If you’ve just discovered dstask, I recommend the README file which contains everything you need to know!
I’ve been using taskwarrior (which I still maintain is excellent) to track what I have to do on a daily basis. It as served me well, working as a mental-offload both at work and at home. I also used it to produce a log of what I’ve been doing at work, which is useful for catchup meetings.
However, after some time using it there were a few things that I didn’t like:
Contexts apply to the task list, but not when adding new tasks. This means that it is necessary to type the context with every task add, for example task add project:backend +work +bug fix 500 internal server error.

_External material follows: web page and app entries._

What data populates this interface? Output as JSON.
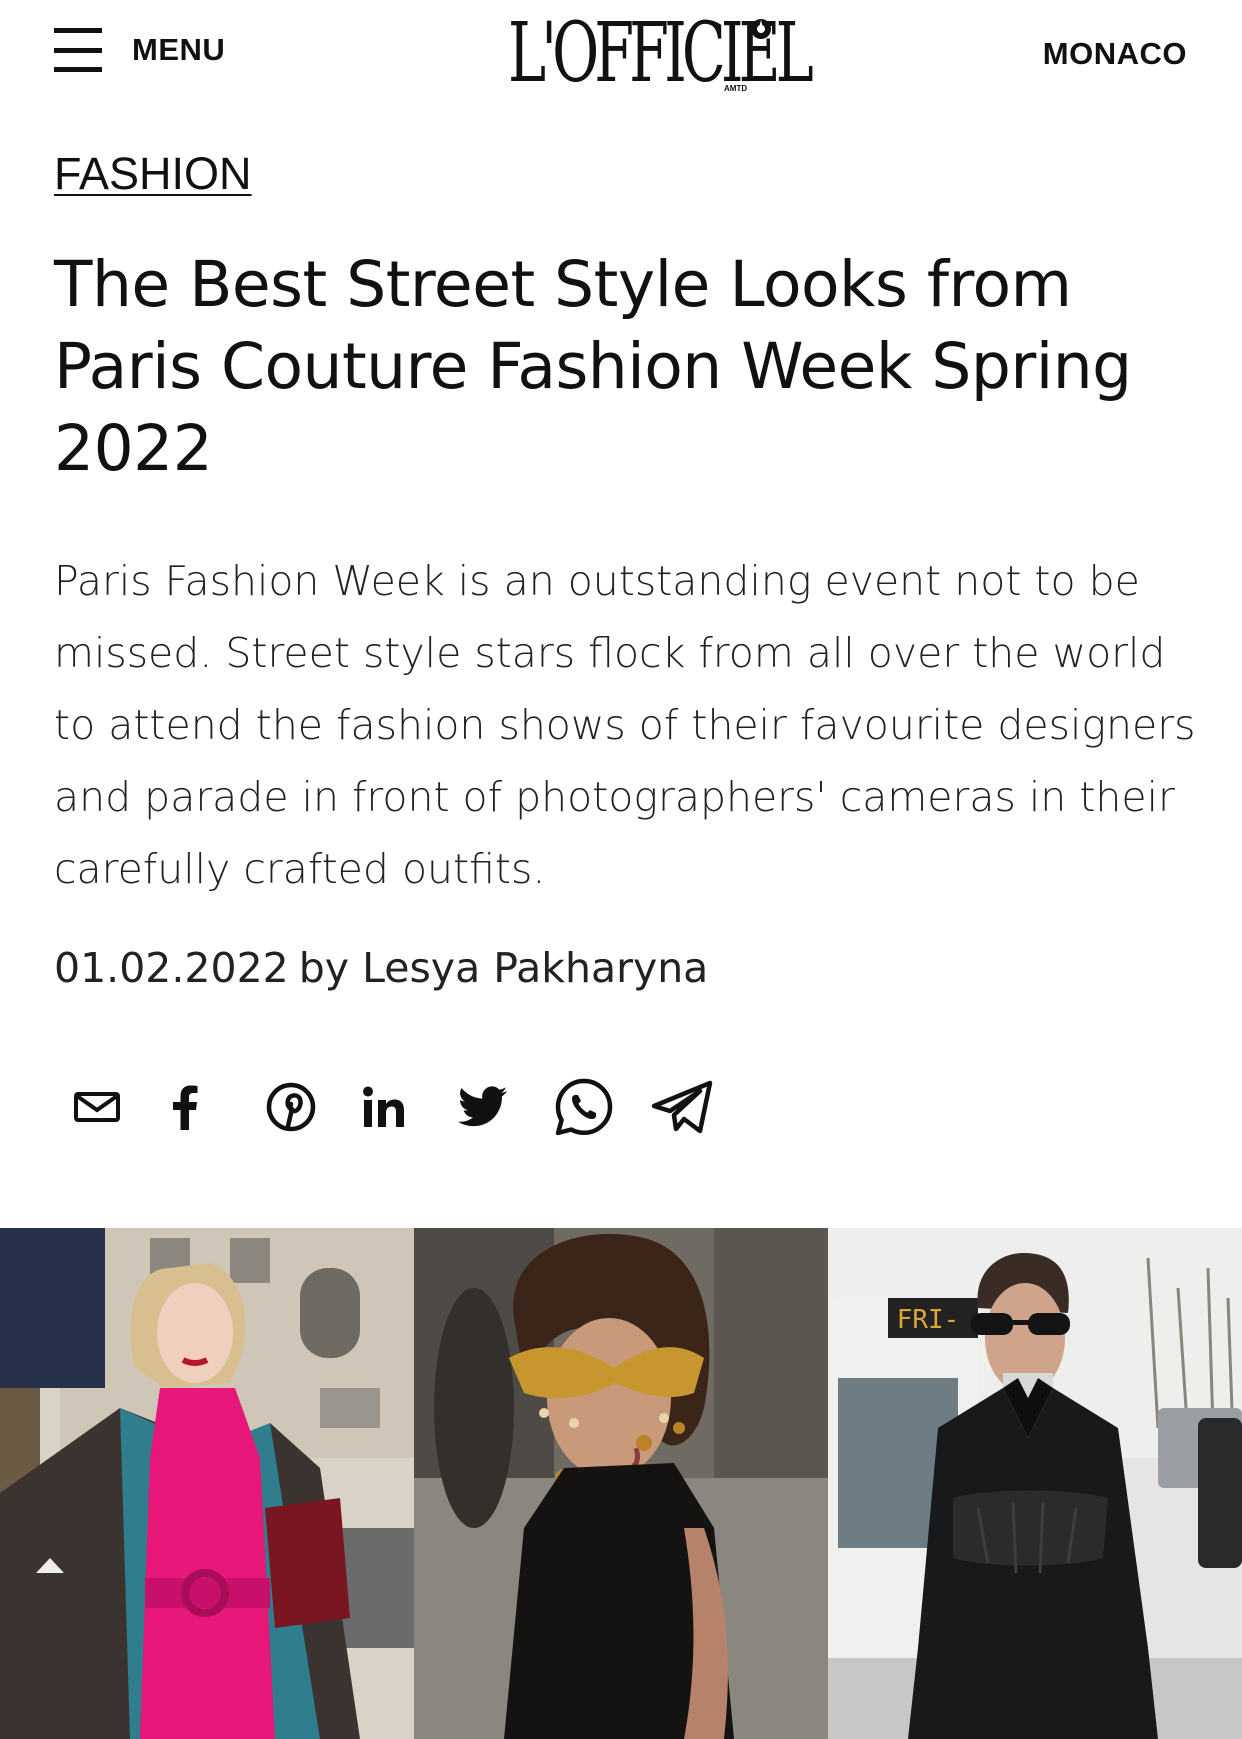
{
  "header": {
    "menu_label": "MENU",
    "logo_text": "L'OFFICIEL",
    "logo_sub": "AMTD",
    "region_label": "MONACO"
  },
  "article": {
    "category": "FASHION",
    "title": "The Best Street Style Looks from Paris Couture Fashion Week Spring 2022",
    "lead": "Paris Fashion Week is an outstanding event not to be missed. Street style stars flock from all over the world to attend the fashion shows of their favourite designers and parade in front of photographers' cameras in their carefully crafted outfits.",
    "date": "01.02.2022",
    "by": "by",
    "author": "Lesya Pakharyna"
  },
  "share": {
    "icons": [
      "mail-icon",
      "facebook-icon",
      "pinterest-icon",
      "linkedin-icon",
      "twitter-icon",
      "whatsapp-icon",
      "telegram-icon"
    ]
  },
  "gallery": {
    "photos": [
      "street-style-pink-dress",
      "street-style-gold-eyewear",
      "street-style-black-corset"
    ],
    "bus_sign": "FRI-"
  },
  "colors": {
    "text": "#111111",
    "accent_pink": "#e8177a",
    "background": "#ffffff"
  }
}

Contexts have to be defined in the configuration, rather than on-the-fly. I tend to use many different, mostly temporary contexts so reconfiguring every time is a pain.
Synchronisation depends on running a taskserver and setting up a PKI. Whilst this works, I’d rather not have to maintain such a service and keys. I’d rather use git like I use for my blog (hugo), my passwords (password-store.org) and my notes.

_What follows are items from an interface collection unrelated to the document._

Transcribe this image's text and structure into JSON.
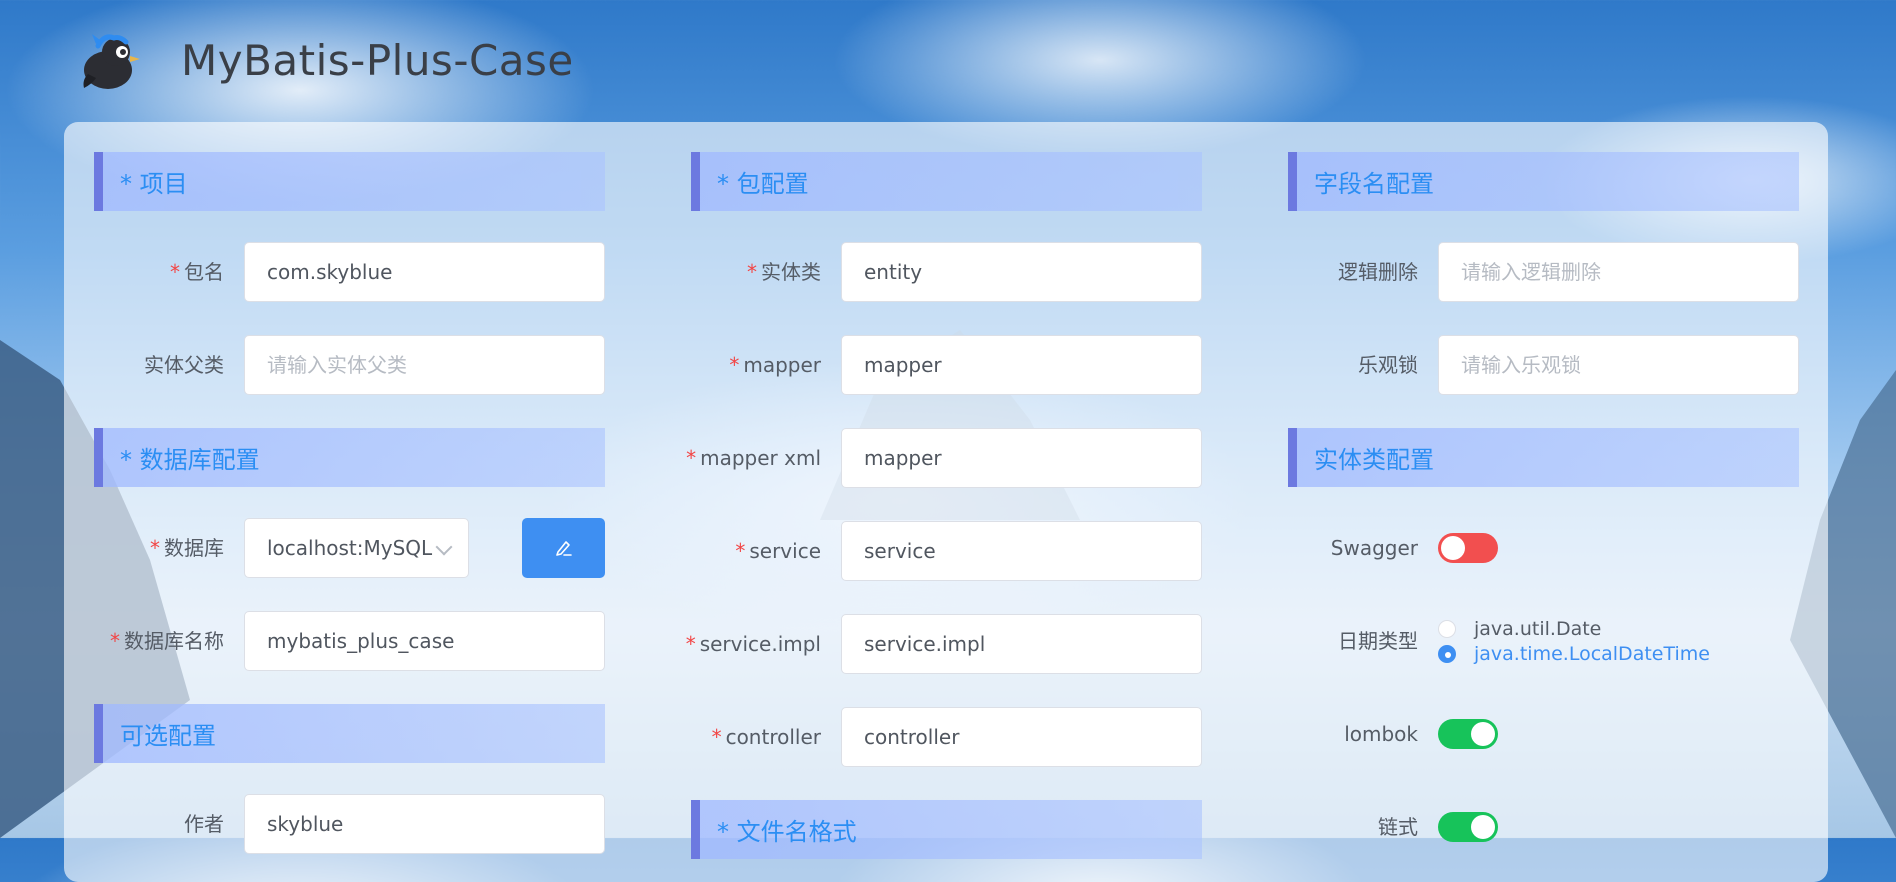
{
  "app": {
    "title": "MyBatis-Plus-Case"
  },
  "sections": {
    "project": "* 项目",
    "database": "* 数据库配置",
    "optional": "可选配置",
    "package": "* 包配置",
    "filename_format": "* 文件名格式",
    "field_name": "字段名配置",
    "entity": "实体类配置"
  },
  "project": {
    "package_name": {
      "label": "包名",
      "required": "*",
      "value": "com.skyblue"
    },
    "entity_parent": {
      "label": "实体父类",
      "placeholder": "请输入实体父类"
    }
  },
  "database": {
    "db": {
      "label": "数据库",
      "required": "*",
      "value": "localhost:MySQL"
    },
    "db_name": {
      "label": "数据库名称",
      "required": "*",
      "value": "mybatis_plus_case"
    }
  },
  "optional": {
    "author": {
      "label": "作者",
      "value": "skyblue"
    }
  },
  "package": {
    "entity": {
      "label": "实体类",
      "required": "*",
      "value": "entity"
    },
    "mapper": {
      "label": "mapper",
      "required": "*",
      "value": "mapper"
    },
    "mapper_xml": {
      "label": "mapper xml",
      "required": "*",
      "value": "mapper"
    },
    "service": {
      "label": "service",
      "required": "*",
      "value": "service"
    },
    "service_impl": {
      "label": "service.impl",
      "required": "*",
      "value": "service.impl"
    },
    "controller": {
      "label": "controller",
      "required": "*",
      "value": "controller"
    }
  },
  "field_name": {
    "logic_delete": {
      "label": "逻辑删除",
      "placeholder": "请输入逻辑删除"
    },
    "optimistic_lock": {
      "label": "乐观锁",
      "placeholder": "请输入乐观锁"
    }
  },
  "entity": {
    "swagger": {
      "label": "Swagger",
      "enabled": false
    },
    "date_type": {
      "label": "日期类型",
      "options": [
        "java.util.Date",
        "java.time.LocalDateTime"
      ],
      "selected": "java.time.LocalDateTime"
    },
    "lombok": {
      "label": "lombok",
      "enabled": true
    },
    "chain": {
      "label": "链式",
      "enabled": true
    }
  },
  "icons": {
    "logo": "bird-logo-icon",
    "edit": "edit-pen-icon",
    "select_arrow": "chevron-down-icon"
  },
  "colors": {
    "accent": "#3e8ff2",
    "section_bar": "#6c79e0",
    "section_text": "#2b8ef3",
    "switch_on": "#17c35a",
    "switch_off": "#f24f4f",
    "required": "#f24545"
  }
}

The table view breaks if any task description is too long
There is no way of indicating paused tasks
There were several things I did like about taskwarrior:
Its CLI interface, and task view

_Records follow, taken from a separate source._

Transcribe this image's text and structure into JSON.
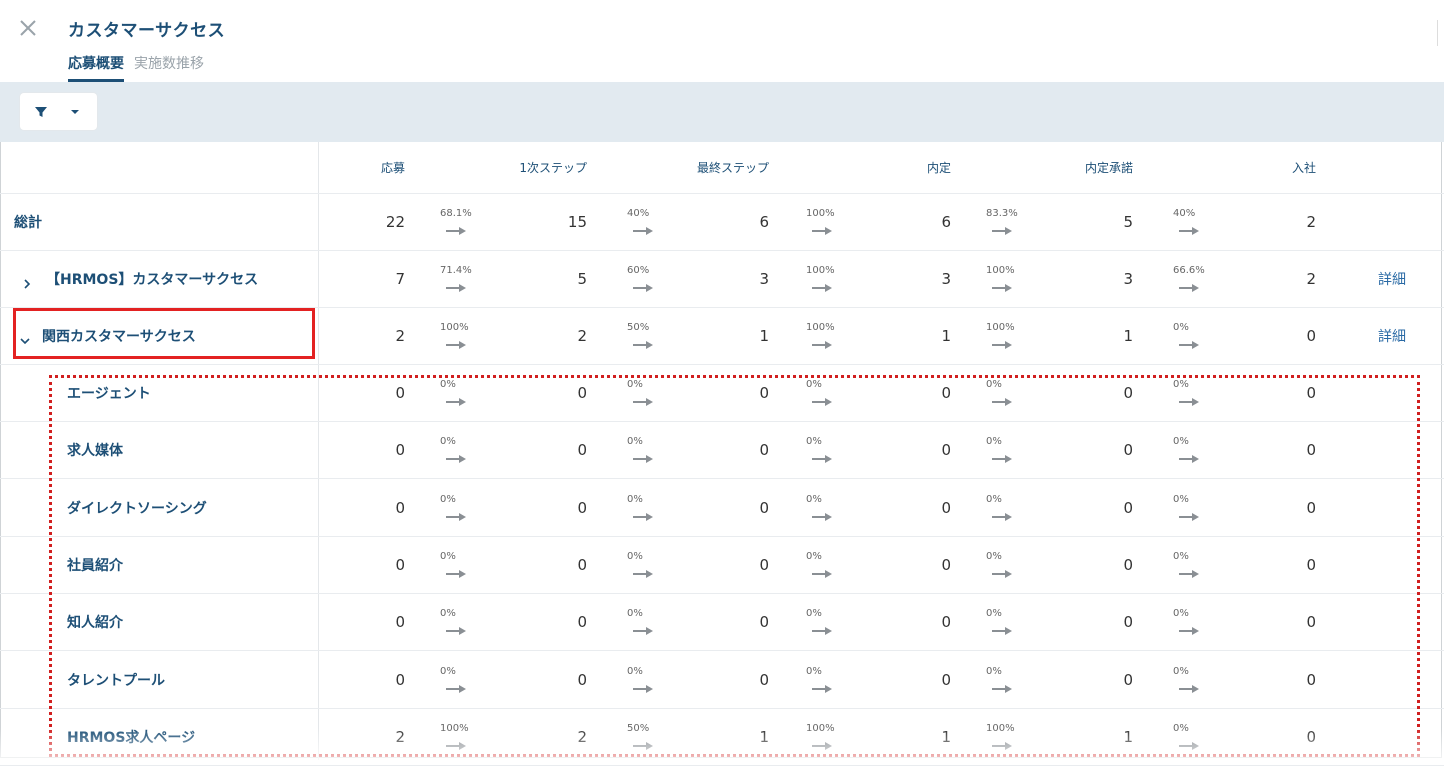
{
  "header": {
    "title": "カスタマーサクセス",
    "tabs": [
      {
        "label": "応募概要",
        "active": true
      },
      {
        "label": "実施数推移",
        "active": false
      }
    ]
  },
  "toolbar": {
    "filter_icon": "filter-icon",
    "dropdown_icon": "caret-down-icon"
  },
  "table": {
    "columns": [
      "応募",
      "1次ステップ",
      "最終ステップ",
      "内定",
      "内定承諾",
      "入社"
    ],
    "rows": [
      {
        "name": "総計",
        "values": [
          "22",
          "15",
          "6",
          "6",
          "5",
          "2"
        ],
        "rates": [
          "68.1%",
          "40%",
          "100%",
          "83.3%",
          "40%"
        ],
        "detail": ""
      },
      {
        "name": "【HRMOS】カスタマーサクセス",
        "values": [
          "7",
          "5",
          "3",
          "3",
          "3",
          "2"
        ],
        "rates": [
          "71.4%",
          "60%",
          "100%",
          "100%",
          "66.6%"
        ],
        "detail": "詳細",
        "expander": "chevron-right-icon"
      },
      {
        "name": "関西カスタマーサクセス",
        "values": [
          "2",
          "2",
          "1",
          "1",
          "1",
          "0"
        ],
        "rates": [
          "100%",
          "50%",
          "100%",
          "100%",
          "0%"
        ],
        "detail": "詳細",
        "expander": "chevron-down-icon"
      },
      {
        "name": "エージェント",
        "values": [
          "0",
          "0",
          "0",
          "0",
          "0",
          "0"
        ],
        "rates": [
          "0%",
          "0%",
          "0%",
          "0%",
          "0%"
        ],
        "detail": ""
      },
      {
        "name": "求人媒体",
        "values": [
          "0",
          "0",
          "0",
          "0",
          "0",
          "0"
        ],
        "rates": [
          "0%",
          "0%",
          "0%",
          "0%",
          "0%"
        ],
        "detail": ""
      },
      {
        "name": "ダイレクトソーシング",
        "values": [
          "0",
          "0",
          "0",
          "0",
          "0",
          "0"
        ],
        "rates": [
          "0%",
          "0%",
          "0%",
          "0%",
          "0%"
        ],
        "detail": ""
      },
      {
        "name": "社員紹介",
        "values": [
          "0",
          "0",
          "0",
          "0",
          "0",
          "0"
        ],
        "rates": [
          "0%",
          "0%",
          "0%",
          "0%",
          "0%"
        ],
        "detail": ""
      },
      {
        "name": "知人紹介",
        "values": [
          "0",
          "0",
          "0",
          "0",
          "0",
          "0"
        ],
        "rates": [
          "0%",
          "0%",
          "0%",
          "0%",
          "0%"
        ],
        "detail": ""
      },
      {
        "name": "タレントプール",
        "values": [
          "0",
          "0",
          "0",
          "0",
          "0",
          "0"
        ],
        "rates": [
          "0%",
          "0%",
          "0%",
          "0%",
          "0%"
        ],
        "detail": ""
      },
      {
        "name": "HRMOS求人ページ",
        "values": [
          "2",
          "2",
          "1",
          "1",
          "1",
          "0"
        ],
        "rates": [
          "100%",
          "50%",
          "100%",
          "100%",
          "0%"
        ],
        "detail": ""
      }
    ]
  },
  "colors": {
    "accent": "#1d4f76",
    "link": "#2a6aa5",
    "toolbar_bg": "#e2eaf0",
    "highlight_red": "#e32222"
  }
}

It’s prioritisation, tagging and project system
The various task reports
Being able to mark tasks as active – It’s useful to record what I’m currently working on to resume after lumch or the next day
I decided to write dstask after encountering the issues. Dstask is much the same as taskwarrior, except:
Contexts are automatically applied to new tasks
Contexts don’t need to be predefined
It uses YAML files and git for data storage
There’s only one colour theme, and a few time based filters
Priorities are added by the keywords P0P1P2P3. Lower number is more urgent. There is a default, P2.
It’s written in Go, for easy cross-platform static executables
Table rendering is more stable
The open command, which looks for URLs within a task and opens them in the browser, like taskopen
Tasks which are started then stopped are marked as pause
Using git for data storage means that synchronisation, resolving merge conflicts and undo support are all implemented with little effort. Dstask’s context system means it’s easier to focus.